▶ _Data to use_
+---+

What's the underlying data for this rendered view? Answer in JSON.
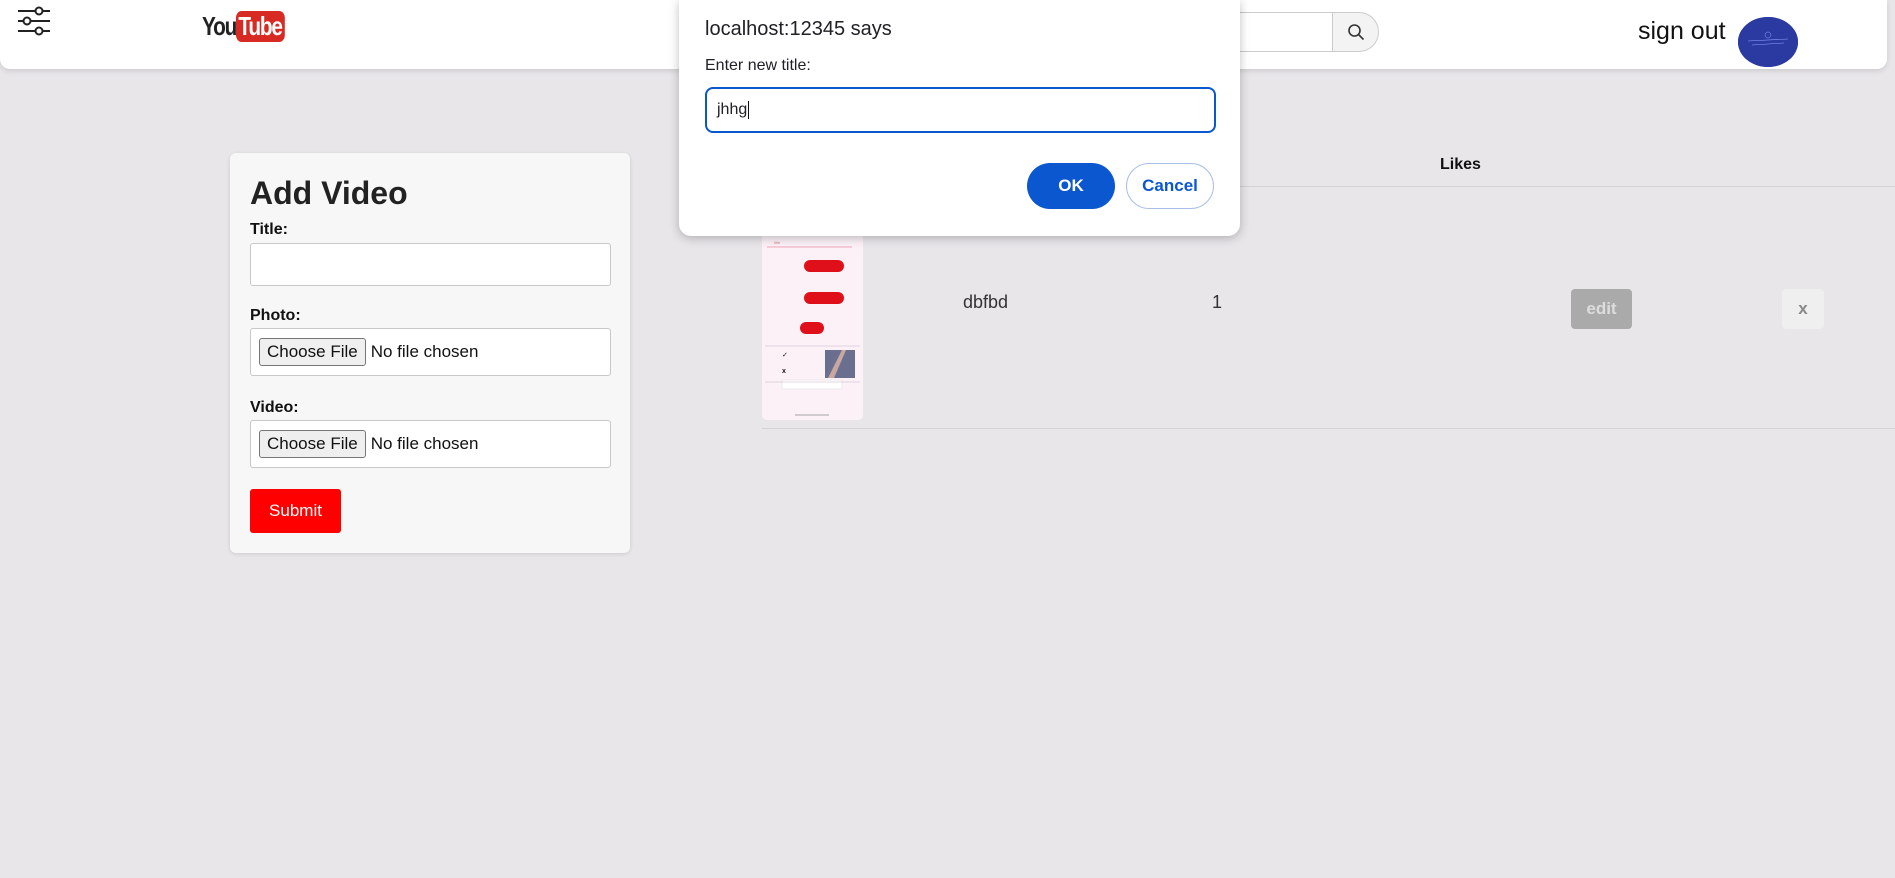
{
  "header": {
    "logo_you": "You",
    "logo_tube": "Tube",
    "signout_label": "sign out"
  },
  "form": {
    "heading": "Add Video",
    "title_label": "Title:",
    "title_value": "",
    "photo_label": "Photo:",
    "video_label": "Video:",
    "choose_file_label": "Choose File",
    "no_file_label": "No file chosen",
    "submit_label": "Submit"
  },
  "table": {
    "likes_header": "Likes",
    "rows": [
      {
        "title": "dbfbd",
        "likes": "1",
        "edit_label": "edit",
        "delete_label": "x"
      }
    ]
  },
  "dialog": {
    "title": "localhost:12345 says",
    "message": "Enter new title:",
    "input_value": "jhhg",
    "ok_label": "OK",
    "cancel_label": "Cancel"
  },
  "colors": {
    "accent_red": "#ff0000",
    "dialog_blue": "#0b57d0",
    "page_bg": "#e8e6e9"
  },
  "icons": {
    "menu": "sliders-icon",
    "search": "search-icon"
  }
}
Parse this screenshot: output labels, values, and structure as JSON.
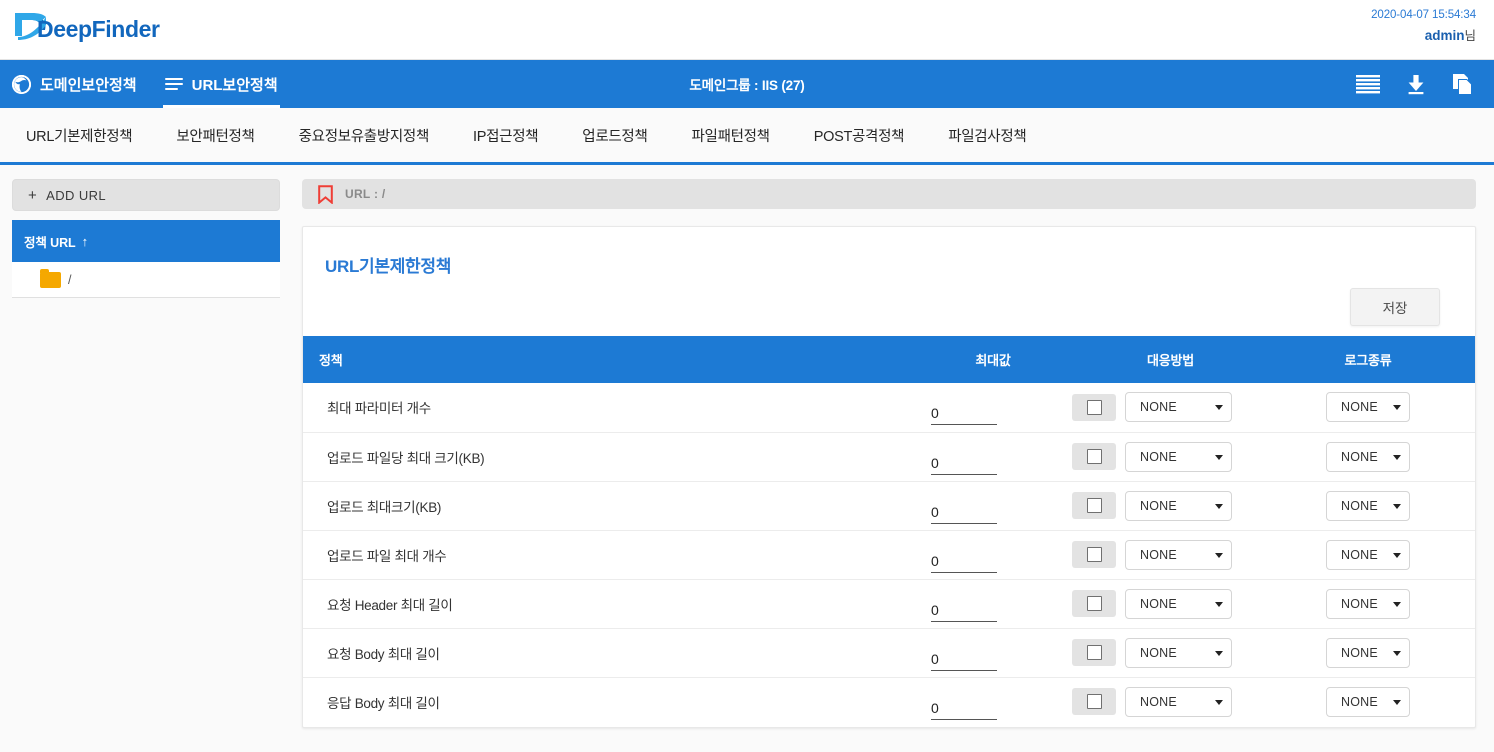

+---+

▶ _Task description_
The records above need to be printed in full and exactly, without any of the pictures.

▶ _Result below_
What's the underlying data for this rendered view? Answer in JSON.
{
  "header": {
    "logo_you": "You",
    "logo_tube": "Tube",
    "signout_label": "sign out"
  },
  "form": {
    "heading": "Add Video",
    "title_label": "Title:",
    "title_value": "",
    "photo_label": "Photo:",
    "video_label": "Video:",
    "choose_file_label": "Choose File",
    "no_file_label": "No file chosen",
    "submit_label": "Submit"
  },
  "table": {
    "likes_header": "Likes",
    "rows": [
      {
        "title": "dbfbd",
        "likes": "1",
        "edit_label": "edit",
        "delete_label": "x"
      }
    ]
  },
  "dialog": {
    "title": "localhost:12345 says",
    "message": "Enter new title:",
    "input_value": "jhhg",
    "ok_label": "OK",
    "cancel_label": "Cancel"
  },
  "colors": {
    "accent_red": "#ff0000",
    "dialog_blue": "#0b57d0",
    "page_bg": "#e8e6e9"
  },
  "icons": {
    "menu": "sliders-icon",
    "search": "search-icon"
  }
}
Parse this screenshot: output labels, values, and structure as JSON.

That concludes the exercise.